From “The Pololu Zumo robot is an Arduino-controllable tracked robot platform that is less than 10 cm × 10 cm—small enough to qualify for Mini Sumo. It includes two micro metal gearmotors coupled to a pair of silicone tracks, a stainless steel bulldozer-style blade, an array of six infrared reflectance sensors for line following or edge detection, a buzzer for simple sounds and music, a 3-axis accelerometer, magnetometer, and gyro for detecting impacts and tracking orientation.”
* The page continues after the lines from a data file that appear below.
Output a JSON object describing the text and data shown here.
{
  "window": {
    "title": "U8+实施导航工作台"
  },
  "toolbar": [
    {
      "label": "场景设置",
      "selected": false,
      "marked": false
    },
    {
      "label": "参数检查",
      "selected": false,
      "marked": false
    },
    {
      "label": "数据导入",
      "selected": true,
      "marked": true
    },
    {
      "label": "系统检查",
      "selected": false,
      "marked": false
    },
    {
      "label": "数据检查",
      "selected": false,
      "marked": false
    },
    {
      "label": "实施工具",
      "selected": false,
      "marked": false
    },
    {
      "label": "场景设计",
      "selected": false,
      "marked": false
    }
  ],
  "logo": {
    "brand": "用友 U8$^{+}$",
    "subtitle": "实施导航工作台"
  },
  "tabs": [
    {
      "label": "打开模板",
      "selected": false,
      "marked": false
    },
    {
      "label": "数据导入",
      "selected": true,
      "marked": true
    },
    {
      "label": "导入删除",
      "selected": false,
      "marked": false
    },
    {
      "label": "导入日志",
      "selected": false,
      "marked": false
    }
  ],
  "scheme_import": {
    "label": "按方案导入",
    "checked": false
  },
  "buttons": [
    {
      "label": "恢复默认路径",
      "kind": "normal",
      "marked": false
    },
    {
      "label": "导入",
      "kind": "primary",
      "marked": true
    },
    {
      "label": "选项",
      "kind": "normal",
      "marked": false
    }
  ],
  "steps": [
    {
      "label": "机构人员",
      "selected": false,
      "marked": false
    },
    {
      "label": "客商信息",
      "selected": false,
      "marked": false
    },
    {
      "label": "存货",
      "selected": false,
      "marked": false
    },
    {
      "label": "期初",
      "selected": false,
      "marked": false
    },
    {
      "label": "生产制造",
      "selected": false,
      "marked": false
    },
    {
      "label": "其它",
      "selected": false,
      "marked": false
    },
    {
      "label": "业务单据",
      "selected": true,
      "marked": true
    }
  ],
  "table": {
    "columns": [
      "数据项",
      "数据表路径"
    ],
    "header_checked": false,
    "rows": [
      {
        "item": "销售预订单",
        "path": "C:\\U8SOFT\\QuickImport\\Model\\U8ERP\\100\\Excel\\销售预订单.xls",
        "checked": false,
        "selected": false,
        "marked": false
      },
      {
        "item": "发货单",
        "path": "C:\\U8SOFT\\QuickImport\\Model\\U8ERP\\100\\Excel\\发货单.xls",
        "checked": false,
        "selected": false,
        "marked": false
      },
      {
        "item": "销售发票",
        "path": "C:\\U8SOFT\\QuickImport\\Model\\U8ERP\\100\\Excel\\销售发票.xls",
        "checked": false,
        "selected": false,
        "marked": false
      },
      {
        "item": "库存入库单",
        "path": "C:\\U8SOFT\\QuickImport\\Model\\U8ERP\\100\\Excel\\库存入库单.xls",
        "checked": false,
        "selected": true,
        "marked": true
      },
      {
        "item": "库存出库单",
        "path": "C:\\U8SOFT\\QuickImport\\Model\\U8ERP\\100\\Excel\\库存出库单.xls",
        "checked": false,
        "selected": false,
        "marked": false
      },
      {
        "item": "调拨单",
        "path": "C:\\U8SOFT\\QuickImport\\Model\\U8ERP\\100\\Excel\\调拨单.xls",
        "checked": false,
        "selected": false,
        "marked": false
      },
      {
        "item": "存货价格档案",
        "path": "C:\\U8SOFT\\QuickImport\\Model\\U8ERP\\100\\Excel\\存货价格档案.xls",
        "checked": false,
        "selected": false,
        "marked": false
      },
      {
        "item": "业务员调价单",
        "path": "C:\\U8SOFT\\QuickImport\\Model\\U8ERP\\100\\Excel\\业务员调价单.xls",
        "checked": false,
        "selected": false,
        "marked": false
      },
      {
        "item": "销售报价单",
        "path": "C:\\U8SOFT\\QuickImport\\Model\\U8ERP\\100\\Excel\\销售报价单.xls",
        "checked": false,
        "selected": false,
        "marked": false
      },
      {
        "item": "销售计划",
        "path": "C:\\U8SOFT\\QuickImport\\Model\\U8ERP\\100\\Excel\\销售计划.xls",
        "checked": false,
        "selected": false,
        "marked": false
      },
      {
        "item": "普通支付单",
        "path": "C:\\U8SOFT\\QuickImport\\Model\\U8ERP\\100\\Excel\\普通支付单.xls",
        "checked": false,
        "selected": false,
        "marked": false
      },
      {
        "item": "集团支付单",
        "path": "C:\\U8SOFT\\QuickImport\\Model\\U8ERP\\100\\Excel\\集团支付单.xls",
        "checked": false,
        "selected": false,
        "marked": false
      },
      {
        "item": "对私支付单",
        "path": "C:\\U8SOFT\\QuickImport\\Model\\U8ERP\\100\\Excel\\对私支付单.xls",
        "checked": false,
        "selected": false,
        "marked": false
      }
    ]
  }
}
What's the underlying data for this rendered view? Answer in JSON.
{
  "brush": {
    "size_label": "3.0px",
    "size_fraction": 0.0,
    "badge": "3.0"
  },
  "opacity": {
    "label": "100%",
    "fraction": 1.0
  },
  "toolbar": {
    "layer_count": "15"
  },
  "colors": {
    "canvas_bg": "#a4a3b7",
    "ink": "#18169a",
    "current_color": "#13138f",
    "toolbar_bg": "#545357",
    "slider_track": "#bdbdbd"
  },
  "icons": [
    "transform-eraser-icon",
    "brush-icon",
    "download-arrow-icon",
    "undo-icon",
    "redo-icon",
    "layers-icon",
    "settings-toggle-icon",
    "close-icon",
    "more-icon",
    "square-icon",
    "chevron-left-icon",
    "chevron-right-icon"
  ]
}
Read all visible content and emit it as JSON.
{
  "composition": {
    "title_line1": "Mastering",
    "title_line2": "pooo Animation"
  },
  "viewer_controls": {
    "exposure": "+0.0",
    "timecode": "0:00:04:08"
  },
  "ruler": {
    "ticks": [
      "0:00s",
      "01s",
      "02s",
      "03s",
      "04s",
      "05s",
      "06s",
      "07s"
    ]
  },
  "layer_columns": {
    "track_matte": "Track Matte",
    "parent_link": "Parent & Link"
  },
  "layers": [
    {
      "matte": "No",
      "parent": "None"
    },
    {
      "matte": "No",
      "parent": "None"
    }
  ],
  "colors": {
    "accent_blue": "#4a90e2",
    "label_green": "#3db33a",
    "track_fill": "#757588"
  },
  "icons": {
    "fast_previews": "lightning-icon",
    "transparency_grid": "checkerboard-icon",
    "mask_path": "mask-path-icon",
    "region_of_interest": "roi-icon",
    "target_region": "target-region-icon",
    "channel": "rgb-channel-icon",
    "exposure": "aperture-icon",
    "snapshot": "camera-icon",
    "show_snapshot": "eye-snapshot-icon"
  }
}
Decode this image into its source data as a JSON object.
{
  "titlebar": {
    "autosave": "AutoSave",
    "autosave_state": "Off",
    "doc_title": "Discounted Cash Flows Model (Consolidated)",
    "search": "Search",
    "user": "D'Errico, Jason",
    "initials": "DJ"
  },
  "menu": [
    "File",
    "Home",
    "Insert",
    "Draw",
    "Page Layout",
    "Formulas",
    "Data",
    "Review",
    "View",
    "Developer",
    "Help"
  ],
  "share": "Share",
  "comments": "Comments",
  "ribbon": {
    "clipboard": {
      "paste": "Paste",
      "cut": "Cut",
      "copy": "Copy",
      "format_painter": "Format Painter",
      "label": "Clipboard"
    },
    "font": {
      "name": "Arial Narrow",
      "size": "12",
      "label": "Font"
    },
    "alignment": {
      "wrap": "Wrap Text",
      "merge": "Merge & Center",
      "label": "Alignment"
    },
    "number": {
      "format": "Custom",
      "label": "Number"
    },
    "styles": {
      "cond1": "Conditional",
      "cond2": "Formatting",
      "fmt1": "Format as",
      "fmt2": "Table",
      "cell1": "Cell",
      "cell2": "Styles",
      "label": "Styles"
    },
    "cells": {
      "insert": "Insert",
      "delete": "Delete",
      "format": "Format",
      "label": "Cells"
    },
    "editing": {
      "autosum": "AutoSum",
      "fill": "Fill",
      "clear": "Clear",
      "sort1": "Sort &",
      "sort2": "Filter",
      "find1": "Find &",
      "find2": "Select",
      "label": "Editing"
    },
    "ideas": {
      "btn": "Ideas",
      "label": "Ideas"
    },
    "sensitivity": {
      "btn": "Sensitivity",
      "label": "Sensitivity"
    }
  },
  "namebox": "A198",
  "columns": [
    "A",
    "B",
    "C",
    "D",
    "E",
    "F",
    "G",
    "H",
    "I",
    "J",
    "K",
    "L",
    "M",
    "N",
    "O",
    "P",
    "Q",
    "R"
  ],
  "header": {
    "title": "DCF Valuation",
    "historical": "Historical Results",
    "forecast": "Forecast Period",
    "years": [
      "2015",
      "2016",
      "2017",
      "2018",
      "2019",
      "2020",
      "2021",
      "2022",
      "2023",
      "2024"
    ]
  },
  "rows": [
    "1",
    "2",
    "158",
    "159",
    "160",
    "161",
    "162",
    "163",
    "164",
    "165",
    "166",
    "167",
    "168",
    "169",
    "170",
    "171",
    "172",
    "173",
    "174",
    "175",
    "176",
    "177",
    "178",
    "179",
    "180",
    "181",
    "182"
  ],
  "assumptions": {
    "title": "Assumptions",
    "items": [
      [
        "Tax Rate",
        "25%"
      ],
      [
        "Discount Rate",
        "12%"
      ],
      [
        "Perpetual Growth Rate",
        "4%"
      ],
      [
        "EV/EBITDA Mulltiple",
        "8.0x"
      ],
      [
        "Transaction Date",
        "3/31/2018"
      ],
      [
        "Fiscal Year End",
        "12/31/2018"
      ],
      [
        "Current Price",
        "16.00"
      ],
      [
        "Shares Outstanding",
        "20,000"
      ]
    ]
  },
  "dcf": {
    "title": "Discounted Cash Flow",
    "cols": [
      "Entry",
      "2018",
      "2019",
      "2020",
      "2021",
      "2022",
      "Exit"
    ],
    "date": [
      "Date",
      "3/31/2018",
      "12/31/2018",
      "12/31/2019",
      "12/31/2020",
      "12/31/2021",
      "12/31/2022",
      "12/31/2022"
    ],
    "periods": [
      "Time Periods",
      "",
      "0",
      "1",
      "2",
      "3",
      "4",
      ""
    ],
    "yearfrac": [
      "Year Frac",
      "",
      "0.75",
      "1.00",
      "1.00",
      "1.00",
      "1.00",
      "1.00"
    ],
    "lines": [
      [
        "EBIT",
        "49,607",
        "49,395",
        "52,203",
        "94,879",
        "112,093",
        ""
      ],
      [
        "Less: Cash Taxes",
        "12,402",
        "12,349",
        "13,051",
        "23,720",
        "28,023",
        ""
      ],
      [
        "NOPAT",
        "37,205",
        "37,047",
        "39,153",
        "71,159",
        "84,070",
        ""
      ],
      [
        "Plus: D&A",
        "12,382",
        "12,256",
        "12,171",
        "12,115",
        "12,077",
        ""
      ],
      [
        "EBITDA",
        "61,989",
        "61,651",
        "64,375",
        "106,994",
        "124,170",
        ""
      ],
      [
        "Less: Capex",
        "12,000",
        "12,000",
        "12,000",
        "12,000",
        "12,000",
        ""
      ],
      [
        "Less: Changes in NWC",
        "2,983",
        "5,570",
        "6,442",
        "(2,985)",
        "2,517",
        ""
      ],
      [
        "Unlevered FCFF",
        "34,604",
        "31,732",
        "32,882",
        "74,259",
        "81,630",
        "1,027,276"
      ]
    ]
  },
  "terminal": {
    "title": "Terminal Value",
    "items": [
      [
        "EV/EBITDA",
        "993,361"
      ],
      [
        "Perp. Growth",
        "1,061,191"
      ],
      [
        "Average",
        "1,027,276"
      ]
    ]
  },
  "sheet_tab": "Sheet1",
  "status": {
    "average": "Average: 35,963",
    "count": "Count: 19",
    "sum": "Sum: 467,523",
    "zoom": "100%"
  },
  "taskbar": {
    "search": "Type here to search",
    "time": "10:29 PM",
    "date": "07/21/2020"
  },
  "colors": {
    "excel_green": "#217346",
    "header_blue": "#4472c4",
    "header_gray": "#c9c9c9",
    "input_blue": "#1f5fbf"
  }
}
I ordered my little Zumo kit and the reflectance detector array as part of a Black-Friday online buying spree (I went a little nuts) and got it along with an m3pi and a couple other robots or platforms. The kit I ordered was not assembled and it required some soldering. The soldering needed was basic enough, though soldering the battery terminals into place made the kit much more difficult to take apart should I decide to add more parts later. But, once together you have a very capable, fun little robot shield for your Arduino Uno compatible microcontroller. I paired mine with an Uno clone by OSEPP which you can find at Fry’s Electronics. It has a black board which matches nicely to the black robot.

The kit also required the addition of the motors. Since this is one of the customizable parts of the robot they don’t include them with the unassembled kit. I went with the 75:1 geared motors. They are pretty fast and will provide some torque when it’s sumo time. Though, in all honesty, when the time comes I may swap these out for a higher gear ratio to get even more torque out of them.

Using the Arduino makes it very easy to program and customize. In time I will be adding a couple range finders for simple object detection so I can set the Zumo up for sumo competitions. At the time of this writing, however, I have a simple line following program loaded into it. It zips happily around the track, following the black line.

If you’re new to robotics and are more interested in the programming aspect than the build aspect, then this may be a great entry point for you. Again, the kit itself is fairly complete and easy to build. It uses the common differential drive system (tank drive) which makes control simple. The Arduino makes it simple to program and once you’ve grown past this and into more advanced programming, you can easily configure the Zumo to be a dedicated sumo-bot and still have loads of fun.

You can order one directly from Pololu here:

The motors I used are these: